Europe’s big three—Germany, France and the UK—sometimes seem to have it all, money, power and ERC Starting Grants. In this year’s Starting Grant round, announced on 10 September, the UK swept the board, with 131 grants out of 536. Germany and France followed at some distance, hosting 78 and 73 grants respectively. The Netherlands got 51, Switzerland 33.

But the UK, Germany and France have the most people, too and so maybe a better comparison of who’s succeeding can be obtained by dividing the number of winners by each country’s population.

Once you do that, it becomes the most research-intensive countries that top the league. Switzerland, the Netherlands and Israel are ahead—all of whom are small, spend lots of their own GDP on R&D (4.7 per cent in Israel’s case, 2.9 per cent in Switzerland’s) and enjoy a rich scientific reputation.

Are these Europe’s true research leaders, then? The top five in our ranking are among Europe’s strongest countries for basic research as well as for innovation. Their performances easily outstrip those of France and Germany—both of whom are engaged in extensive reforms to try to strengthen their leading research universities.

In some cases, the very smallness of some of the top performers may be assisting their ERC performance. The domestic funding options for researchers in Switzerland, for example, are fewer than those in Germany. In some fields, in the smaller countries, researchers are maybe more likely to have to look abroad for their funding. This, as well as high levels of excellence and expectations of success, could help account for the higher application rate per total number of researchers that is also seen in smaller countries.

ERC grants are now keenly sought after by researchers in every member state.
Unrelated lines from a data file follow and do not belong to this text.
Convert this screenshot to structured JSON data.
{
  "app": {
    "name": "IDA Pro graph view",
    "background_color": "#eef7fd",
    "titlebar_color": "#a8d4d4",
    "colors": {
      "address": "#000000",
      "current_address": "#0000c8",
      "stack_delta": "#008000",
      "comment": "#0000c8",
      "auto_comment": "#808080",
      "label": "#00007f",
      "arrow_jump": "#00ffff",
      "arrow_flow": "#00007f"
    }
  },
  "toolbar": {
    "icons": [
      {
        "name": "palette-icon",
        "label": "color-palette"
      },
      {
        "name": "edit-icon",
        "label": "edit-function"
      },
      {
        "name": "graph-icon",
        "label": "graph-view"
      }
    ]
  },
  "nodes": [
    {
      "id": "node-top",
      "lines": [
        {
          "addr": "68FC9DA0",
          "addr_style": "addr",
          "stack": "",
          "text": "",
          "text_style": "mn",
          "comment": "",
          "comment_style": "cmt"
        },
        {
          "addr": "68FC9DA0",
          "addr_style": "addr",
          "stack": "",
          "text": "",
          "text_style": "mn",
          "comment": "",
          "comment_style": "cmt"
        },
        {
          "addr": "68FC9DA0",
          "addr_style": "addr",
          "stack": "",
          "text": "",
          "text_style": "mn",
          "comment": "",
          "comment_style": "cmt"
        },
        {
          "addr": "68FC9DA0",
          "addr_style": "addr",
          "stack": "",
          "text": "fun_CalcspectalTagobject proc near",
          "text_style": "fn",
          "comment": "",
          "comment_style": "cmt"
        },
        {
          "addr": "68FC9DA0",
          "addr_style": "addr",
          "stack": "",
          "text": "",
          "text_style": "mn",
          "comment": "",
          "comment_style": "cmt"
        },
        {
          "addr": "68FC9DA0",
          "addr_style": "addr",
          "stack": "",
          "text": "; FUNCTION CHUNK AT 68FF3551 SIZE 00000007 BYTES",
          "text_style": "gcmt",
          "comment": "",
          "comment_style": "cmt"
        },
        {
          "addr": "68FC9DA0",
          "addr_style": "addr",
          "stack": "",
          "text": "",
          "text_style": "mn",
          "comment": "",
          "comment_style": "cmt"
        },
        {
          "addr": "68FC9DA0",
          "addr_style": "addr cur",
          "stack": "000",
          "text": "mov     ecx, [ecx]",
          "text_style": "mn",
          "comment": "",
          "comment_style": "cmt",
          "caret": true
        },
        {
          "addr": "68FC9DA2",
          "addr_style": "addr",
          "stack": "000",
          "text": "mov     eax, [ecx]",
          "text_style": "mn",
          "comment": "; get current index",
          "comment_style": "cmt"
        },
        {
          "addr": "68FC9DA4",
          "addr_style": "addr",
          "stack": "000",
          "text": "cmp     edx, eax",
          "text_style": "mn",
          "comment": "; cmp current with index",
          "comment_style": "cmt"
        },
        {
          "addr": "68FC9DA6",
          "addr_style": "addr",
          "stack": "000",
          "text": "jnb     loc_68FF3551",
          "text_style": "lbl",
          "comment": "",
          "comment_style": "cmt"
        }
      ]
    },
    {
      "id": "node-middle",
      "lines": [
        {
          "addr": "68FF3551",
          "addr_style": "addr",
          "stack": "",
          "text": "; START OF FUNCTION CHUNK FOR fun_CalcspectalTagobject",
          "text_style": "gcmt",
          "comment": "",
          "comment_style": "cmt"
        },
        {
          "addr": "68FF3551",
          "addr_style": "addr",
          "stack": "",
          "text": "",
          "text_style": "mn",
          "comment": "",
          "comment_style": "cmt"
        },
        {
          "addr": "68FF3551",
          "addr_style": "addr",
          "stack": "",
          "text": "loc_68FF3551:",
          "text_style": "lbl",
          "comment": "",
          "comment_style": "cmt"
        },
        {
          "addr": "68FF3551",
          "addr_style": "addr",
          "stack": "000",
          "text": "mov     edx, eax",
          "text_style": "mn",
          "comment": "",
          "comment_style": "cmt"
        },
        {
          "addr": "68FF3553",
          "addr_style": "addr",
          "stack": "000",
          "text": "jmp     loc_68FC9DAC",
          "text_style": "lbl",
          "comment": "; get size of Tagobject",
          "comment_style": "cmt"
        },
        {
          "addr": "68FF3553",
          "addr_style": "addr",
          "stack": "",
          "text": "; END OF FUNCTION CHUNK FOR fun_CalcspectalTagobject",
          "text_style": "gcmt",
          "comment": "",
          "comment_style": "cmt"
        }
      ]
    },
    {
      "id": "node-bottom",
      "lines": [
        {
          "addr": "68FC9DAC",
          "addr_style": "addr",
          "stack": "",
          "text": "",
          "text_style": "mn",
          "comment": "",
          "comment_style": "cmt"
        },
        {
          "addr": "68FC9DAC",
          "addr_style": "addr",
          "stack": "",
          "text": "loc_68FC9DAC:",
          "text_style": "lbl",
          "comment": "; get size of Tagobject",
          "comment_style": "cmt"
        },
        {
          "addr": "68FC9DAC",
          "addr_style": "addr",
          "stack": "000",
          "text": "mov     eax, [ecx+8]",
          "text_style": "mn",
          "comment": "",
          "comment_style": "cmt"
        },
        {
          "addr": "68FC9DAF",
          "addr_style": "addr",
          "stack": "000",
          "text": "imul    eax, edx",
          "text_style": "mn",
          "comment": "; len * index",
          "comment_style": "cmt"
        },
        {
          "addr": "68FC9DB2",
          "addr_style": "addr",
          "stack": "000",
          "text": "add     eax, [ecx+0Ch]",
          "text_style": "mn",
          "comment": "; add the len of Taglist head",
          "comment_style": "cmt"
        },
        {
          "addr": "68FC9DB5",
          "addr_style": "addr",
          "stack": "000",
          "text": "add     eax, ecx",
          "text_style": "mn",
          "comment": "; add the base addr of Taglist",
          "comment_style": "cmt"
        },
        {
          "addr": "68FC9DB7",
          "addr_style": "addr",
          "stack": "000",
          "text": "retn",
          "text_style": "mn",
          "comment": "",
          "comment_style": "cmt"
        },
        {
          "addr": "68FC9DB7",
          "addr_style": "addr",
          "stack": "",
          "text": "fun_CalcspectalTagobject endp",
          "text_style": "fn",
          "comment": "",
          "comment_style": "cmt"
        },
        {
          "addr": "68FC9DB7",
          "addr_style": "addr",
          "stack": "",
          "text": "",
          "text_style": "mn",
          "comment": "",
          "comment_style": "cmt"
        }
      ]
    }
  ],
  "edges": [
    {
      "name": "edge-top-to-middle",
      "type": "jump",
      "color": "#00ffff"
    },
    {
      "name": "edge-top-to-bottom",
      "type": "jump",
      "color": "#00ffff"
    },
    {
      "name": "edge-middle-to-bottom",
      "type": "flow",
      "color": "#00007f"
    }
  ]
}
But the boost they bring to researchers’ careers may be even greater in some of the smaller countries. “There is an issue of how much winning an ERC grant helps your career,” says Iain Mattaj, the director general of the European Molecular Biology Laboratory in Germany. “This effect is much bigger in smaller countries and those with limited national funding than in big countries.”

The UK, of course, has a large population, but is still close to the top of the league. According to the ERC, the application rate from researchers in the UK is very high compared with the total number of researchers there, and the quality of the applications is also very good. The same tendency can be observed in general Framework 7 applications, where proposals with a British leader and proposal writer have a high chance of winning funding.

“The tendency of researchers based in different countries to apply to the ERC varies greatly and again depends on many factors such as the availability of national funding and whether research budgets are rising or falling in that country,” says Helga Nowotny, the president of the ERC.

However, not much has changed at the bottom of our alternative ranking. The five countries that won the fewest ERC grants, Greece, Hungary, Turkey, Poland and Slovakia, stay as the bottom five, although their order changes. It is not hard to see why these countries come bottom. Research spending as a proportion of GDP is small, for example, it’s about 0.5 per cent in Poland, and most of them have rather weak research support systems.

A low success rate in winning and hosting Starting Grants, however, can have a positive effect on a country. Polish scientists, for example, have shouted out loud about their lack of success, and may be getting some results: Poland’s government has announced that it is working on a strategy for basic research in the country, which may lead to at least a modest increase in funding.